(WHAT IS EXPECTED) Tally every line in the data that has the word "local" and report only the total.
*****
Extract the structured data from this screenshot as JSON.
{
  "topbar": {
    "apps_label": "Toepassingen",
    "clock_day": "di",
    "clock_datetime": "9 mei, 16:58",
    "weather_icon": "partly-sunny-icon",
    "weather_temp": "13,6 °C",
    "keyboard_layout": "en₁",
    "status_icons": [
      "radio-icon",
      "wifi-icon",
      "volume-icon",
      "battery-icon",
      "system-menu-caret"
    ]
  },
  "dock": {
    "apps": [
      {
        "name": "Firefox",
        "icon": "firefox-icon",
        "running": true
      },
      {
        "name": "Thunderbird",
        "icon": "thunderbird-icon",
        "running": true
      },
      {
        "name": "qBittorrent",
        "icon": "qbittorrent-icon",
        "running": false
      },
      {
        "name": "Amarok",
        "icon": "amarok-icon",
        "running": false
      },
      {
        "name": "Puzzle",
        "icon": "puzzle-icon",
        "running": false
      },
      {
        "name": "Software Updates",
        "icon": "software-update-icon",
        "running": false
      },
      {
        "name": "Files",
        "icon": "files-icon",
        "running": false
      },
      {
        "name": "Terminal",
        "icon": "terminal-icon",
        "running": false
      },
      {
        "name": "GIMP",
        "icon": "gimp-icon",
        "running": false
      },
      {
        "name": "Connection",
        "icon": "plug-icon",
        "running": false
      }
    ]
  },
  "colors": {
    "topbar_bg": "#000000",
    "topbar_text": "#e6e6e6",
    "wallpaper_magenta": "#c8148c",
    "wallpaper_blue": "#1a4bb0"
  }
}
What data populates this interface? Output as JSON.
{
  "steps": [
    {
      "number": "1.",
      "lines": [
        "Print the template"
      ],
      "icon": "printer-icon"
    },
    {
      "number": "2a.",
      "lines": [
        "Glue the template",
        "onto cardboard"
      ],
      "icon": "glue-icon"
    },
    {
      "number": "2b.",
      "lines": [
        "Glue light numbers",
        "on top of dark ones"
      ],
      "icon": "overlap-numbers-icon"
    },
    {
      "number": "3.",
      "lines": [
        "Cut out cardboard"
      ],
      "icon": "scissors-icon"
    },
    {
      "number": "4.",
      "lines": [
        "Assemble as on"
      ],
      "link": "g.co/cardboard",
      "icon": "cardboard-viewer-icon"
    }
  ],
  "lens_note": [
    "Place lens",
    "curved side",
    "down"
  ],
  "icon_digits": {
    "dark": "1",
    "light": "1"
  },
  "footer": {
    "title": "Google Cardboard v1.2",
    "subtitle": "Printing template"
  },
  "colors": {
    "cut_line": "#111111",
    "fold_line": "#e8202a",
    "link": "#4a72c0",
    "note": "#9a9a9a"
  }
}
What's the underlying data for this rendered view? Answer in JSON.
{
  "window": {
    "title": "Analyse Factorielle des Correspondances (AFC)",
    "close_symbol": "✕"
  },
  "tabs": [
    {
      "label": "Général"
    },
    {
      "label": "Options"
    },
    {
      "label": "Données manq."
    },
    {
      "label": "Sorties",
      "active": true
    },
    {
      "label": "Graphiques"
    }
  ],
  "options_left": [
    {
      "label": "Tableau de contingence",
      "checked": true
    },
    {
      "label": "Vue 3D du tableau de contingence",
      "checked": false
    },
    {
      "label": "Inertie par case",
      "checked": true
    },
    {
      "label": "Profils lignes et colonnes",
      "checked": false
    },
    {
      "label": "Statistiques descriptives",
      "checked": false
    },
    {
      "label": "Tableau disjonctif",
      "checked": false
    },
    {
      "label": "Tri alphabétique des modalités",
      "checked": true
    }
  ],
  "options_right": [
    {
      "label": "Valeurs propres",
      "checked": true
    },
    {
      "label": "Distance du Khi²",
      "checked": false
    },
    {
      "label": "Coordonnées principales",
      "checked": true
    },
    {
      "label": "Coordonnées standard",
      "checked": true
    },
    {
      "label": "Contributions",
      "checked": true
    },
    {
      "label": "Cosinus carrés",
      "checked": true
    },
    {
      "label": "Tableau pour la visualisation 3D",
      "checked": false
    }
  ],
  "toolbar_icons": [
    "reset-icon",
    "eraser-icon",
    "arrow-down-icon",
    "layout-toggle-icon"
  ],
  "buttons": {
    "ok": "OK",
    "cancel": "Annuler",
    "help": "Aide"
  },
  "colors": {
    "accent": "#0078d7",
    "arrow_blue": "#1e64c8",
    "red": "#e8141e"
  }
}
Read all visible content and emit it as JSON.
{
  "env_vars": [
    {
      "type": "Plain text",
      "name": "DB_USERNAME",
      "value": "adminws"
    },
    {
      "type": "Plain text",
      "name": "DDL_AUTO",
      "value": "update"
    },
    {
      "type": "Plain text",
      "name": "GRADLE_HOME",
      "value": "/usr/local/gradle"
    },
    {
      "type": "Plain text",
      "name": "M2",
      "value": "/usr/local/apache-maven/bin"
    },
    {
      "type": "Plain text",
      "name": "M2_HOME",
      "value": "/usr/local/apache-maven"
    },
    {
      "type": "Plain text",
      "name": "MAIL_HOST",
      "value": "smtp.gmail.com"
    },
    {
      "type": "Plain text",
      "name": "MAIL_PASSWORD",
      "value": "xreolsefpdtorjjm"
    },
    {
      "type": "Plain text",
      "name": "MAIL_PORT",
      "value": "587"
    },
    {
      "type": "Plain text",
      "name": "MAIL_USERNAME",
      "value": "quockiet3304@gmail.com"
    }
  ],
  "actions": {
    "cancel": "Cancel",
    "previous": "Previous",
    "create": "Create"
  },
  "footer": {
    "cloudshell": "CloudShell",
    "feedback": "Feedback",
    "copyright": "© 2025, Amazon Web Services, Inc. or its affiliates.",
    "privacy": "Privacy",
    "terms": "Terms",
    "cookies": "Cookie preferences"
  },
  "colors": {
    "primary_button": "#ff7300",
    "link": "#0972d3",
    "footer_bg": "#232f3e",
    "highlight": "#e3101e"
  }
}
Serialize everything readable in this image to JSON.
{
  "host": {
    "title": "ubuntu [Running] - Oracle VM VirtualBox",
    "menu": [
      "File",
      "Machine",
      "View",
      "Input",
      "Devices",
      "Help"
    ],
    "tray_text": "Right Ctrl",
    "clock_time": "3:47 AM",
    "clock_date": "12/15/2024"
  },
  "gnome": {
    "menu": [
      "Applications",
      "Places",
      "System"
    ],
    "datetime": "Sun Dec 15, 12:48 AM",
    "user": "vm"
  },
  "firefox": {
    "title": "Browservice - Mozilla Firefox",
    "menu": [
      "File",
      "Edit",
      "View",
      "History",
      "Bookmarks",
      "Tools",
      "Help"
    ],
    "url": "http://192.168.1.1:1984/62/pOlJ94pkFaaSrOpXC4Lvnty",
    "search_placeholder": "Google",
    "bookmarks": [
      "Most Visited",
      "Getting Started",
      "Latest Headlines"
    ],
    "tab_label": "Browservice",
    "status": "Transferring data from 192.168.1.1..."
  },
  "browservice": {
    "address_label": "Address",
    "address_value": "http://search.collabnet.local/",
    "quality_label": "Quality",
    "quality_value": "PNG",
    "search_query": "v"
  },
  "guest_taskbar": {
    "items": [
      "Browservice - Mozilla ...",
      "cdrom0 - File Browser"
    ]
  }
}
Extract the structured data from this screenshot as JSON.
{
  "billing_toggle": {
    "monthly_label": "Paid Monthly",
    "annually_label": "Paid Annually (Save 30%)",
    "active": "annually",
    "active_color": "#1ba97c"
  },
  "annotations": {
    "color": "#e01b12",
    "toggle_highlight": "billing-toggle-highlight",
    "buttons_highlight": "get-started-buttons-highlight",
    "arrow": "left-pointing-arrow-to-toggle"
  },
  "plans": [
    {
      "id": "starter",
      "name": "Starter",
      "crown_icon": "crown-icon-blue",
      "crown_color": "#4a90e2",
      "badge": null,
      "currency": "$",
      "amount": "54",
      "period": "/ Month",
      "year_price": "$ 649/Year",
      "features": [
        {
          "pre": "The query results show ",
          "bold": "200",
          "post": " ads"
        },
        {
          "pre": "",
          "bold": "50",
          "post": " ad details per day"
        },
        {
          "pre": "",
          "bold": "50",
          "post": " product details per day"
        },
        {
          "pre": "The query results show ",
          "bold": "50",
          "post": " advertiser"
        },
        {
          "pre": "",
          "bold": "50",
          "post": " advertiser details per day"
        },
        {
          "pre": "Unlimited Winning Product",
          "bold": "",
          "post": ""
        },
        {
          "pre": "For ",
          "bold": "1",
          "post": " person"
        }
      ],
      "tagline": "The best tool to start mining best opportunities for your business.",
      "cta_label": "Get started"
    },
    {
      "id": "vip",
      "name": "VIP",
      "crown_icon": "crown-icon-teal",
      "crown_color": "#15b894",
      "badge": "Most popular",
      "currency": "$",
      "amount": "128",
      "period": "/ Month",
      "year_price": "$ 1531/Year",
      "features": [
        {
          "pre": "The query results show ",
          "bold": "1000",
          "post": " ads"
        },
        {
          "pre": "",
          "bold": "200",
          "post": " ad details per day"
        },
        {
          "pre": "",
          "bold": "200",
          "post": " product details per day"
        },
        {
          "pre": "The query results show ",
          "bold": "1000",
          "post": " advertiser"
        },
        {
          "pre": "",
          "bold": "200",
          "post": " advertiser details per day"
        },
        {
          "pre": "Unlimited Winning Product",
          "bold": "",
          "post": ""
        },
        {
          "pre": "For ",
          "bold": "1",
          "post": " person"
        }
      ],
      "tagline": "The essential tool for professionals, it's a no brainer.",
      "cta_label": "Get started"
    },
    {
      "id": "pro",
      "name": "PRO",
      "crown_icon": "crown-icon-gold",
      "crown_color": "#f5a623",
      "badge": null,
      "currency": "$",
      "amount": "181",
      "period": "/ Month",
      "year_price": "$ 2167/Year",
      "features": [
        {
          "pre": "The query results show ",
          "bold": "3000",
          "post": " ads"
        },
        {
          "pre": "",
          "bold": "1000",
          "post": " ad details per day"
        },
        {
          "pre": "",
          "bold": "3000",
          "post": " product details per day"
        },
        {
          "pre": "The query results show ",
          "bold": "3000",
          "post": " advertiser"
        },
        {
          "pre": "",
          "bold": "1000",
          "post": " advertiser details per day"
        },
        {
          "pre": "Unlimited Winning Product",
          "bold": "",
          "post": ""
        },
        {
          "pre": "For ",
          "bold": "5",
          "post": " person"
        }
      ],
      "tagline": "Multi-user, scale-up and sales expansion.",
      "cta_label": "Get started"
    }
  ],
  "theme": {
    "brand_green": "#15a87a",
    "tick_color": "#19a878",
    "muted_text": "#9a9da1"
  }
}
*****
(SOLUTION TO THE PROBLEM) 4